Blogosphere Round-Up I: Ideas and Interests, Lyotard vs. Habermas Redux, Democide and Structural Violence
Over the last few weeks, I’ve been a bit busy submitting one journal article and revising another for publication. As a result I’ve gotten a bit behind with the blog. An empty page looks a bit daunting when you are out of the groove. So I’m going to do a bumper round-up of interesting debates on various blogs that have caught my interest over the past week:
There was a very interesting discussion of the role of ideas and interests in sustaining the policies of austerity over at Crooked Timber. The comments thread was particularly excellent, with commentators providing some excellent reasons why a hard distinction between ideas and interests is difficult to sustain. I particularly liked the points made by Rich Puchalsky, who pointed out that if good-faith belief in a set of ideas motivated agents we would expect them to change their beliefs and actions when those ideas were demonstrated to be weak. This isn’t what we find with regards to austerity. Also excellent was the distinction Peter Dorman made between four possible mechanisms for how ideas can arise from interests. This is the kind of high-level debate which, in all honesty, is often too difficult and time-consuming to find within the traditional structures of academia.
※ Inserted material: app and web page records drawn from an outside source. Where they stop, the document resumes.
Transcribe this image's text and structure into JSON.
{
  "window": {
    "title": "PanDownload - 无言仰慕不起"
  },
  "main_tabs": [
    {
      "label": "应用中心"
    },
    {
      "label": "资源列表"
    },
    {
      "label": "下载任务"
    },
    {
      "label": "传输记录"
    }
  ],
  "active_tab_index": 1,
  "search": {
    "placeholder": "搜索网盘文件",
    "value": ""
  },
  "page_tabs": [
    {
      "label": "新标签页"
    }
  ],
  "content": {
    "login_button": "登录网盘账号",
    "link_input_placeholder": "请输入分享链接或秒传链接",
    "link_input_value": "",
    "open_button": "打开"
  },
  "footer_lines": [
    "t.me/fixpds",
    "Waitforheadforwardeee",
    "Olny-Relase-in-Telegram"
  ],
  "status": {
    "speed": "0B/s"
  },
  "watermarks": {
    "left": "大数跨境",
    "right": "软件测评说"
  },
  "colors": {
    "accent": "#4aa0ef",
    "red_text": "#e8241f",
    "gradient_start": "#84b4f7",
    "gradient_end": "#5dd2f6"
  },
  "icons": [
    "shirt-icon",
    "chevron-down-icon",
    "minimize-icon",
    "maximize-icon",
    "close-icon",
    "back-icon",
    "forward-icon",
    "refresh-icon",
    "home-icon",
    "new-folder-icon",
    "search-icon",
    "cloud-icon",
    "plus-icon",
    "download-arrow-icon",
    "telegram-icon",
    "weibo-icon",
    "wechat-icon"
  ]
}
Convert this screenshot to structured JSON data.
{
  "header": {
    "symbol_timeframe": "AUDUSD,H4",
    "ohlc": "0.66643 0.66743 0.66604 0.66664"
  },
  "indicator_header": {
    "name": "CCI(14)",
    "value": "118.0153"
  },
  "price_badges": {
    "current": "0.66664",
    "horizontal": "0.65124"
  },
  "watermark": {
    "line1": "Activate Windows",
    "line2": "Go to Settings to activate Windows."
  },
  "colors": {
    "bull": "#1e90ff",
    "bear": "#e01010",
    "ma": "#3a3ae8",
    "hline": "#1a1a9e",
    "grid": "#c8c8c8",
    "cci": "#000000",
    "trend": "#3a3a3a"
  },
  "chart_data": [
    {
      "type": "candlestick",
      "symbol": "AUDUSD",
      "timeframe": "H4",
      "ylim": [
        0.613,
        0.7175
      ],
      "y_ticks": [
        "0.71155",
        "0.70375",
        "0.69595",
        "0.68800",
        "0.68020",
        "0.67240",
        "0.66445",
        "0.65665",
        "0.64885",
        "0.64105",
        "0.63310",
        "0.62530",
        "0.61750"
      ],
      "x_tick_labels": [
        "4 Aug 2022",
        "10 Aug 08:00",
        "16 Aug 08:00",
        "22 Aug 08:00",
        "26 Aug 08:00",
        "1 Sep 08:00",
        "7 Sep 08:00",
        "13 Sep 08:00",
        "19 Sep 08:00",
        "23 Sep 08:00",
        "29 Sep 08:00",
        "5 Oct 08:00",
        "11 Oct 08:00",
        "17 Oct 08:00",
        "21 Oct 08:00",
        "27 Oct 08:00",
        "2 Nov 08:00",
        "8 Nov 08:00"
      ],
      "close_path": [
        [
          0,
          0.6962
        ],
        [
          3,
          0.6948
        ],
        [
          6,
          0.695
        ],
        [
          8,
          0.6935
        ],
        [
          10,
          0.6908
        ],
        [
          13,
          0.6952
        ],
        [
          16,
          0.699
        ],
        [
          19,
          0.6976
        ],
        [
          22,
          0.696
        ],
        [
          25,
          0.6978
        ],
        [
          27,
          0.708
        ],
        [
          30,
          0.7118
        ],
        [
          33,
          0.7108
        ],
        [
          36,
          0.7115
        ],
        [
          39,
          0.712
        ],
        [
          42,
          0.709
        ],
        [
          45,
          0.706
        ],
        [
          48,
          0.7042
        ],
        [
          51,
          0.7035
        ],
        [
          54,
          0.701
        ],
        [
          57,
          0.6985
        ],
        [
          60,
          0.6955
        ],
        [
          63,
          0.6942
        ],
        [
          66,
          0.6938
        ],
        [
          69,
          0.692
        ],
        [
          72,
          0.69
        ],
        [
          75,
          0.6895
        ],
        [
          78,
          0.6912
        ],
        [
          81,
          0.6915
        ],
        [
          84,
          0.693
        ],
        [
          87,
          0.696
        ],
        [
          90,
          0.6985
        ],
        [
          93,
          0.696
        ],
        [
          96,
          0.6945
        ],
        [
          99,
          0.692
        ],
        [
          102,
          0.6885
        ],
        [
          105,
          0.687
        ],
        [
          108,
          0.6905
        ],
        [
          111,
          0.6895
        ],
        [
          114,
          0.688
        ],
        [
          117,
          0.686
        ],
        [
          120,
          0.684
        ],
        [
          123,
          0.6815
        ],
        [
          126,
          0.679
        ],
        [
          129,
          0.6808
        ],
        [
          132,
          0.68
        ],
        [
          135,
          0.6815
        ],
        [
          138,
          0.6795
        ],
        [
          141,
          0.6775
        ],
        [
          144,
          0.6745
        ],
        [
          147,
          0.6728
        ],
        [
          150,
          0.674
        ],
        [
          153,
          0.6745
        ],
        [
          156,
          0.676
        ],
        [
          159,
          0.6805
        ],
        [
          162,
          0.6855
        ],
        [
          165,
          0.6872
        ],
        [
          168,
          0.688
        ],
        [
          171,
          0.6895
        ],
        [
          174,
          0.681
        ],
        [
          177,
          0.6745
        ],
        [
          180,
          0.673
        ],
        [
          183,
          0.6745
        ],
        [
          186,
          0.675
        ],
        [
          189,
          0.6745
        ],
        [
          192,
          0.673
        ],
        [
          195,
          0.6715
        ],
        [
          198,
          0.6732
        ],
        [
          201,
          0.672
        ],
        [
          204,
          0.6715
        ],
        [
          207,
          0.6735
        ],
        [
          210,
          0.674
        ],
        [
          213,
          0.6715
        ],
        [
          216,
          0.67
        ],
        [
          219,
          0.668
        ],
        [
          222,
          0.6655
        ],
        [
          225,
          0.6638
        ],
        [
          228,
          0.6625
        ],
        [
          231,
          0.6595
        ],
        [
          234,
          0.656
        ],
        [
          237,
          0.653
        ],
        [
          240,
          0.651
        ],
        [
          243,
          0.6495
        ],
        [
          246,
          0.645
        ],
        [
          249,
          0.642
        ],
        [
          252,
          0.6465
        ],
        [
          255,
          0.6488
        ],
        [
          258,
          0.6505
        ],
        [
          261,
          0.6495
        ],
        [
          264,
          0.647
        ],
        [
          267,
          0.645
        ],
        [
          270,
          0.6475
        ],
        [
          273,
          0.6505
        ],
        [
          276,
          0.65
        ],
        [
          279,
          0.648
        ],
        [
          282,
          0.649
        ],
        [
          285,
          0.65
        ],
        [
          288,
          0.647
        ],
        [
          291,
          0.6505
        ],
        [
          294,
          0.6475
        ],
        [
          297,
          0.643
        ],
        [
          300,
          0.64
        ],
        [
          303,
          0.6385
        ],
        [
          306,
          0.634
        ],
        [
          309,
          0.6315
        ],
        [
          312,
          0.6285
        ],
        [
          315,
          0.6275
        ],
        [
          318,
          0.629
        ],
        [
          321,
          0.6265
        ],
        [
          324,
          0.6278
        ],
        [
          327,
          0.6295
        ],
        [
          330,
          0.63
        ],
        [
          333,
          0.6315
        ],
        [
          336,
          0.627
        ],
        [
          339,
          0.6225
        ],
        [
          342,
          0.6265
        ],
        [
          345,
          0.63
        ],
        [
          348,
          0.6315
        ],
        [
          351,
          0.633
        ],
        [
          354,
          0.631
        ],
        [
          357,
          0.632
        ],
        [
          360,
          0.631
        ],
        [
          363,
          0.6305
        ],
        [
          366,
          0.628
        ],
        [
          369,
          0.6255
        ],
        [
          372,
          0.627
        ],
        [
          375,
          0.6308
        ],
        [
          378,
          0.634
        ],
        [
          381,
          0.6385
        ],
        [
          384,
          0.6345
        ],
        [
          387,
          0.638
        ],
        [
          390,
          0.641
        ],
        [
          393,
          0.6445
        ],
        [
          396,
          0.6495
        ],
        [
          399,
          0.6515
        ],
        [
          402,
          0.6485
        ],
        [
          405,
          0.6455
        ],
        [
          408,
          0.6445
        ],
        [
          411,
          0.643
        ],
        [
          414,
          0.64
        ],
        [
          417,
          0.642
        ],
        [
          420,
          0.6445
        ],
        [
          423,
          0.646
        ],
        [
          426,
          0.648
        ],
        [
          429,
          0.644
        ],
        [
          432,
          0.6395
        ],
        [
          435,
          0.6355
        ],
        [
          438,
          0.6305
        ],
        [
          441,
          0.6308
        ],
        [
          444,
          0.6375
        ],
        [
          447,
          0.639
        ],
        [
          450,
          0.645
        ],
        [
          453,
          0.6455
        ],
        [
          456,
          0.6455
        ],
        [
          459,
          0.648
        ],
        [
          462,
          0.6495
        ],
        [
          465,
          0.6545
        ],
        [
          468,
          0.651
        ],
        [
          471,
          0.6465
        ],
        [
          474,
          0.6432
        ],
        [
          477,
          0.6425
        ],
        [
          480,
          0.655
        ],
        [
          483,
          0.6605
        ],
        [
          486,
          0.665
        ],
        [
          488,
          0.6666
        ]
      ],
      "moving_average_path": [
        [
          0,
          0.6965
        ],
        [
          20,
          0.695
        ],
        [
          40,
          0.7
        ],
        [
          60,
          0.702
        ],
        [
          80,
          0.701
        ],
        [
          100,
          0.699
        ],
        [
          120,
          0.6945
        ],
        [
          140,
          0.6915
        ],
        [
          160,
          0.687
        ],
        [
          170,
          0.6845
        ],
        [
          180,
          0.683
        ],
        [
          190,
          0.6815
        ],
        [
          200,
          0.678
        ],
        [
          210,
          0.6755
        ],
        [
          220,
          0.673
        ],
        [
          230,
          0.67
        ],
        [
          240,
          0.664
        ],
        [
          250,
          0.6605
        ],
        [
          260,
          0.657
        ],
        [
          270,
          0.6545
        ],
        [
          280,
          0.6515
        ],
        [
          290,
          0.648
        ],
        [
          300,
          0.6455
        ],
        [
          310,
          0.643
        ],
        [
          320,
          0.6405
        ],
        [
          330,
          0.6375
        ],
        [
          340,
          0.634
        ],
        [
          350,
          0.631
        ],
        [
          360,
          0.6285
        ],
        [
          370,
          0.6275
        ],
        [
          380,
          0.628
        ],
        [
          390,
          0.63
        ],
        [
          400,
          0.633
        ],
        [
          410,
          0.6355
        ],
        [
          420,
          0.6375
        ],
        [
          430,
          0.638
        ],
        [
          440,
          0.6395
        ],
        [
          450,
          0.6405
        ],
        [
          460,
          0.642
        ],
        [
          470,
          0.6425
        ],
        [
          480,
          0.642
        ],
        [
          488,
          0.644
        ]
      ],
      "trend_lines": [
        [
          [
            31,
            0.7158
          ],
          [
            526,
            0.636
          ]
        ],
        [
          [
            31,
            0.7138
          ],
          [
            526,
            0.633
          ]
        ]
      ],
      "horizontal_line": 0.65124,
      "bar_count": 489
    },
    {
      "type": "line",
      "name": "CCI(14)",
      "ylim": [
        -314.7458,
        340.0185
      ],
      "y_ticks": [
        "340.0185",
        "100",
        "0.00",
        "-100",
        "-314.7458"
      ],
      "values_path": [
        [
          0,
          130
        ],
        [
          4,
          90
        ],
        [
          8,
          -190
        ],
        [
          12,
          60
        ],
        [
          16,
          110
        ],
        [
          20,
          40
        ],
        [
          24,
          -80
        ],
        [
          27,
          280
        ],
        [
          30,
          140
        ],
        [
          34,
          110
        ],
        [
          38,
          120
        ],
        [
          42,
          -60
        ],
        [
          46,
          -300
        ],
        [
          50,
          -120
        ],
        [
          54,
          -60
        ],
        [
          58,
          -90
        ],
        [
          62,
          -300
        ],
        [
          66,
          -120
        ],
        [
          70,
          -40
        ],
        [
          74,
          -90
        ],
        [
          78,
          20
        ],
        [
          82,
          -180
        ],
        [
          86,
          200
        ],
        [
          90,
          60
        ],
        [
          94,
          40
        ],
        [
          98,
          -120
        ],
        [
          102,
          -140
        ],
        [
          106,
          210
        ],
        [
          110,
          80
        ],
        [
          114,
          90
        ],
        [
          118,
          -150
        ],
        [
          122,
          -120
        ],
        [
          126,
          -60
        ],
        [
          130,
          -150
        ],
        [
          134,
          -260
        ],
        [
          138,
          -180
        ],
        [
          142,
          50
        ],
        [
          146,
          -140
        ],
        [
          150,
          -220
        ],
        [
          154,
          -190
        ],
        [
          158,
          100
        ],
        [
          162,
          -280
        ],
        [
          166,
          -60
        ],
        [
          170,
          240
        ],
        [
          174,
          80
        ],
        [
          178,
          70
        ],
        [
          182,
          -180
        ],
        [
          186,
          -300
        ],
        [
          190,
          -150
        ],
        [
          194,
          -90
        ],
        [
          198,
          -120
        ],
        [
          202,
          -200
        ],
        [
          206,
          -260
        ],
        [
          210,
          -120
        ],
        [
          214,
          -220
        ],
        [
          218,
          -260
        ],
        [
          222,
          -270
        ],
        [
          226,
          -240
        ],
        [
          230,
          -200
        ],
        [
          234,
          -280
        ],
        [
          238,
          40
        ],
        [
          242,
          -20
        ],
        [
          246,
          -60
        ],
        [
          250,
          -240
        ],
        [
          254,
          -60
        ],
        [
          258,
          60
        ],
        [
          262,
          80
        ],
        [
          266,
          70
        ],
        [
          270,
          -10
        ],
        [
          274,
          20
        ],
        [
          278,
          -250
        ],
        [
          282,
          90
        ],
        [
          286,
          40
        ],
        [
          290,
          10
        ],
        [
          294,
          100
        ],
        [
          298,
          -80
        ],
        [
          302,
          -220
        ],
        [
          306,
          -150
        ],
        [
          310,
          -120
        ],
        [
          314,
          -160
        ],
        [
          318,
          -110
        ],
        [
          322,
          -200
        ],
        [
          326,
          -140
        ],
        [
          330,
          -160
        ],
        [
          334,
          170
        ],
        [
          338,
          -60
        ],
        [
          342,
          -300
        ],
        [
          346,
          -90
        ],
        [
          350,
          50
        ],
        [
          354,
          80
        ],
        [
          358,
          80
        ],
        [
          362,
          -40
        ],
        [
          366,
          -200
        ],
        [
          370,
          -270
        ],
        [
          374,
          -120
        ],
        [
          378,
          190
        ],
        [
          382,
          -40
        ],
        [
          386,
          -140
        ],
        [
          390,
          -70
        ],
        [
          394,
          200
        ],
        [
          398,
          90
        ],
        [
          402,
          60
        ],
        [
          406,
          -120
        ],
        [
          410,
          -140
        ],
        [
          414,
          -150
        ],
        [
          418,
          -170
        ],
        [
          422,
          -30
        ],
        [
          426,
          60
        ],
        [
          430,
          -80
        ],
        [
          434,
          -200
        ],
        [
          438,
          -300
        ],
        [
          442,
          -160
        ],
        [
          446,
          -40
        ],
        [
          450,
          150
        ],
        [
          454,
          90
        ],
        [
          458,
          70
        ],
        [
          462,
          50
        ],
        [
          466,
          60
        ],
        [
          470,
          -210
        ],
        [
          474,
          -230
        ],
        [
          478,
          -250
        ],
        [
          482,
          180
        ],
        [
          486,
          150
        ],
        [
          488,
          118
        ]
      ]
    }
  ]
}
Second, I somehow managed to miss a spat from last October that span out of discussion of a review by Corey Robin of Daniel Rodger’s Age of Fracture. Nils Gilman, the author of an excellent book on the role of modernisation theory in US foreign policy, endorsed the view expressed in Age of Fracture that the 1980s and 1990s intellectual trend of post-modernism shared a great deal with the reactionary, individualist spirit of that era. This provoked Adam Rothstein to offer a rebuttal in an attempt to acquit post-modernism of the charges against it. He makes the fair point that we should properly distinguish between post-modernity and post-structuralism – the latter was developed as an attempt to make sense of the former and so can hardly be held accountable for it. As an intellectual historian, Gilman was able to provide a compelling contextualisation of post-modernism as a broad intellectual trend that helped to undermine the intellectual basis for collective action as well as, in its vulgarised forms, provide a ready-made set of anti-scientific arguments for the political right. For my money, Gilman has the better of this one. The mini-debate was, as Gilman noted, a rerun of earlier Habermas vs. Lyotard/Foucault arguments. The problem with Rothstein’s attempted rebuttal, in addition to its descent into hyperbolic polemic in the last paragraphs, is that he doesn’t seem to realise the shape of the battle-lines. He rightly notes that post-modernism/post-structuralism was not just the product of the Reagan era, but had deeper roots in the 19th ‘hermeneutics of suspicion’ of Marx, Nietzsche and Freud. But he doesn’t seem to realise that many have criticised Ricouer’s categorisation. Specifically, Marx can be interpreted as a theorist of depth whilst Nietzsche can be seen as a theorist of surfaces: the former is concerned with the way that appearances mask reality whilst the latter holds that it is masks all the way down. Simplifying massively, the latter position is more or less that held by contemporary post-structuralists, whilst the former is hewed to by Western Marxists and Critical Theorists. This is why the two camps of theorists have been at contretemps so often and why people in the latter camp such as Terry Eagleton had such a low view of the general post-modernist trend. Rothstein wants to have his cake and each it, he conflates two very different positions: there is an objective reality which appearances misrepresent; there is no objective reality, just an ever-shifting array of interpretations which have real social effects. If you’re going to make a stab at defending post-modernism, actually defend post-modernism.
Third, Martin Hewson has continued a discussion we began in the comments thread for my post on Django regarding genocide and mass-killing. I think he pretty much hits the nail on the head, but I’m less sceptical about the idea that poverty might be considered structural violence under certain circumstances – especially given the sliding scale between economic warfare and less direct imposition of conditions of economic deprivation.
Is there any link between these three topics? Well, maybe my interest in these three discussions arises from an issue I’ve been pondering since the Millennium Journal of International Studies conference last year: how best to work towards contributing to a non-dogmatic, analytically rigorous materialist account of world politics.